DATASET EXTRACT
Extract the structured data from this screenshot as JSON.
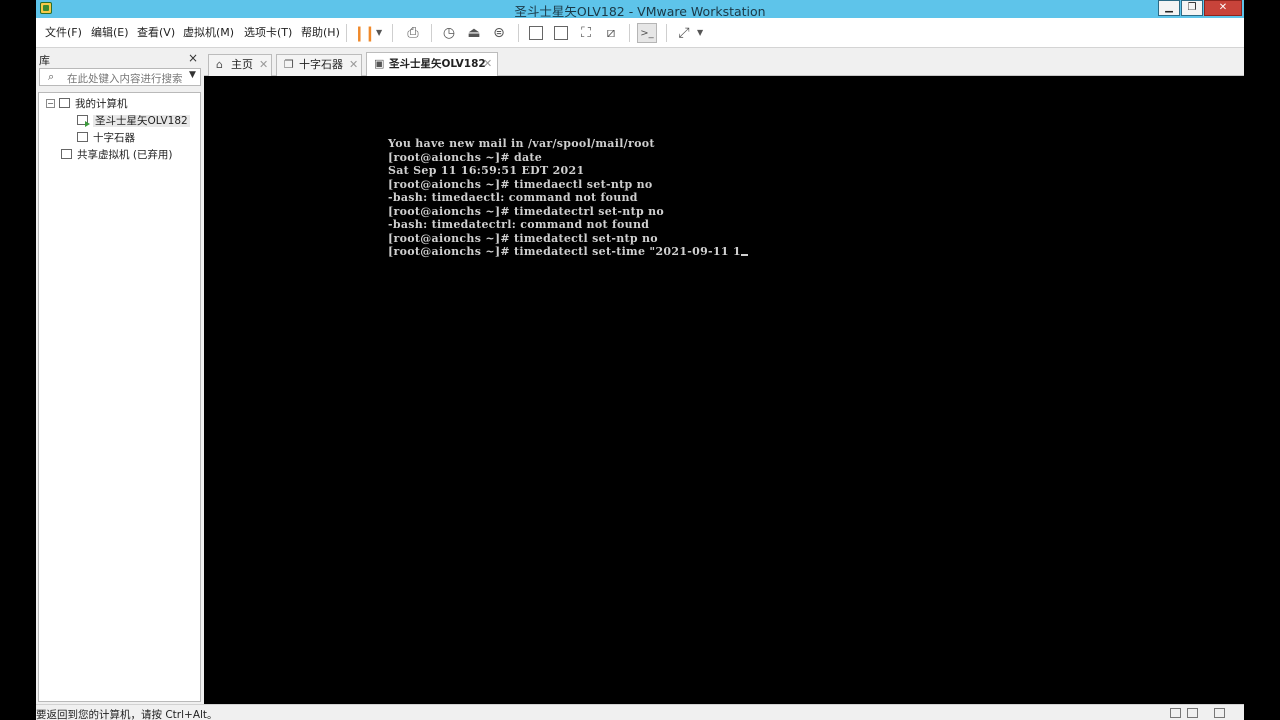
{
  "window": {
    "title": "圣斗士星矢OLV182 - VMware Workstation"
  },
  "menu": {
    "items": [
      "文件(F)",
      "编辑(E)",
      "查看(V)",
      "虚拟机(M)",
      "选项卡(T)",
      "帮助(H)"
    ]
  },
  "toolbar": {
    "icons": [
      "pause-icon",
      "send-keys-icon",
      "snapshot-icon",
      "revert-snapshot-icon",
      "snapshot-manager-icon",
      "library-view-icon",
      "thumbnail-view-icon",
      "fullscreen-icon",
      "unity-icon",
      "console-view-icon",
      "stretch-icon"
    ]
  },
  "library": {
    "title": "库",
    "close_glyph": "×",
    "search_placeholder": "在此处键入内容进行搜索",
    "tree": {
      "root": "我的计算机",
      "vms": [
        "圣斗士星矢OLV182",
        "十字石器"
      ],
      "shared": "共享虚拟机 (已弃用)"
    }
  },
  "tabs": [
    {
      "label": "主页",
      "icon": "home-icon",
      "active": false
    },
    {
      "label": "十字石器",
      "icon": "vm-icon",
      "active": false
    },
    {
      "label": "圣斗士星矢OLV182",
      "icon": "vm-running-icon",
      "active": true
    }
  ],
  "console": {
    "lines": [
      "You have new mail in /var/spool/mail/root",
      "[root@aionchs ~]# date",
      "Sat Sep 11 16:59:51 EDT 2021",
      "[root@aionchs ~]# timedaectl set-ntp no",
      "-bash: timedaectl: command not found",
      "[root@aionchs ~]# timedatectrl set-ntp no",
      "-bash: timedatectrl: command not found",
      "[root@aionchs ~]# timedatectl set-ntp no",
      "[root@aionchs ~]# timedatectl set-time \"2021-09-11 1"
    ]
  },
  "status": {
    "text": "要返回到您的计算机，请按 Ctrl+Alt。"
  },
  "colors": {
    "titlebar": "#5ec4ea",
    "close": "#c8433a",
    "accent_pause": "#f0892a"
  }
}
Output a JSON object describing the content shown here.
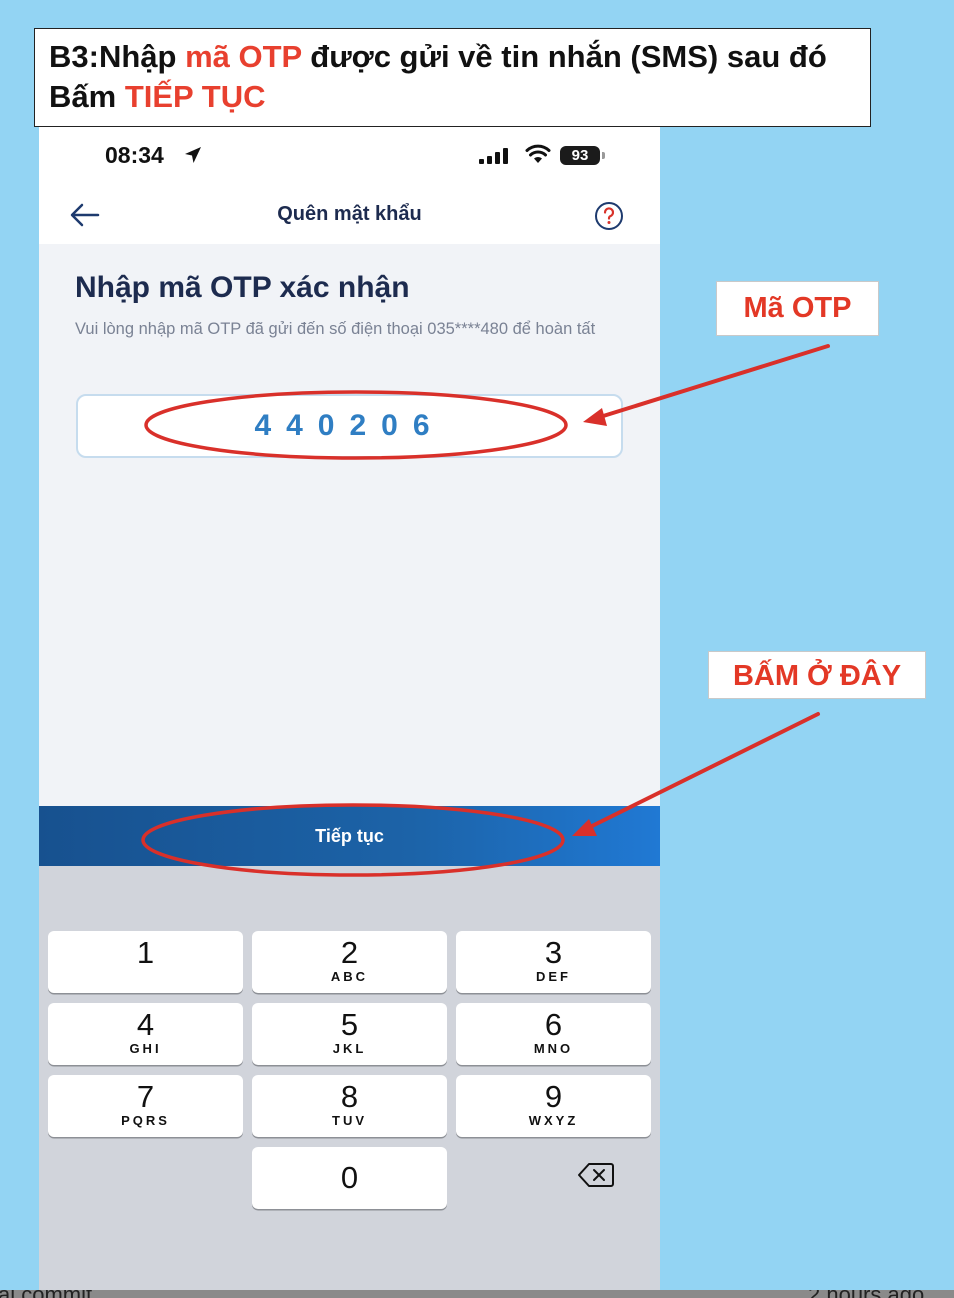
{
  "banner": {
    "line1_a": "B3:Nhập ",
    "line1_red": "mã OTP",
    "line1_b": " được gửi về tin nhắn (SMS) sau đó",
    "line2_a": "Bấm ",
    "line2_red": "TIẾP TỤC"
  },
  "status_bar": {
    "time": "08:34",
    "battery": "93"
  },
  "nav": {
    "title": "Quên mật khẩu"
  },
  "form": {
    "heading": "Nhập mã OTP xác nhận",
    "subtext": "Vui lòng nhập mã OTP đã gửi đến số điện thoại 035****480 để hoàn tất",
    "otp_value": "440206"
  },
  "continue_label": "Tiếp tục",
  "keypad": [
    {
      "num": "1",
      "letters": ""
    },
    {
      "num": "2",
      "letters": "ABC"
    },
    {
      "num": "3",
      "letters": "DEF"
    },
    {
      "num": "4",
      "letters": "GHI"
    },
    {
      "num": "5",
      "letters": "JKL"
    },
    {
      "num": "6",
      "letters": "MNO"
    },
    {
      "num": "7",
      "letters": "PQRS"
    },
    {
      "num": "8",
      "letters": "TUV"
    },
    {
      "num": "9",
      "letters": "WXYZ"
    },
    {
      "num": "0",
      "letters": ""
    }
  ],
  "annotations": {
    "otp_label": "Mã OTP",
    "tap_label": "BẤM Ở ĐÂY"
  },
  "footer": {
    "left": "al commit",
    "right": "2 hours ago"
  },
  "colors": {
    "page_background": "#93d4f3",
    "annotation_red": "#e33826",
    "otp_text": "#2f7ec3",
    "button_blue": "#1c63a8"
  },
  "icons": [
    "location-arrow-icon",
    "cellular-signal-icon",
    "wifi-icon",
    "battery-icon",
    "back-arrow-icon",
    "help-icon",
    "delete-backspace-icon"
  ]
}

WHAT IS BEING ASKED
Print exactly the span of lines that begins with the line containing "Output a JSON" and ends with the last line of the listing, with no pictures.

RESPONSE BELOW
Output a JSON object describing the content shown here.
{
  "banner": {
    "line1_a": "B3:Nhập ",
    "line1_red": "mã OTP",
    "line1_b": " được gửi về tin nhắn (SMS) sau đó",
    "line2_a": "Bấm ",
    "line2_red": "TIẾP TỤC"
  },
  "status_bar": {
    "time": "08:34",
    "battery": "93"
  },
  "nav": {
    "title": "Quên mật khẩu"
  },
  "form": {
    "heading": "Nhập mã OTP xác nhận",
    "subtext": "Vui lòng nhập mã OTP đã gửi đến số điện thoại 035****480 để hoàn tất",
    "otp_value": "440206"
  },
  "continue_label": "Tiếp tục",
  "keypad": [
    {
      "num": "1",
      "letters": ""
    },
    {
      "num": "2",
      "letters": "ABC"
    },
    {
      "num": "3",
      "letters": "DEF"
    },
    {
      "num": "4",
      "letters": "GHI"
    },
    {
      "num": "5",
      "letters": "JKL"
    },
    {
      "num": "6",
      "letters": "MNO"
    },
    {
      "num": "7",
      "letters": "PQRS"
    },
    {
      "num": "8",
      "letters": "TUV"
    },
    {
      "num": "9",
      "letters": "WXYZ"
    },
    {
      "num": "0",
      "letters": ""
    }
  ],
  "annotations": {
    "otp_label": "Mã OTP",
    "tap_label": "BẤM Ở ĐÂY"
  },
  "footer": {
    "left": "al commit",
    "right": "2 hours ago"
  },
  "colors": {
    "page_background": "#93d4f3",
    "annotation_red": "#e33826",
    "otp_text": "#2f7ec3",
    "button_blue": "#1c63a8"
  },
  "icons": [
    "location-arrow-icon",
    "cellular-signal-icon",
    "wifi-icon",
    "battery-icon",
    "back-arrow-icon",
    "help-icon",
    "delete-backspace-icon"
  ]
}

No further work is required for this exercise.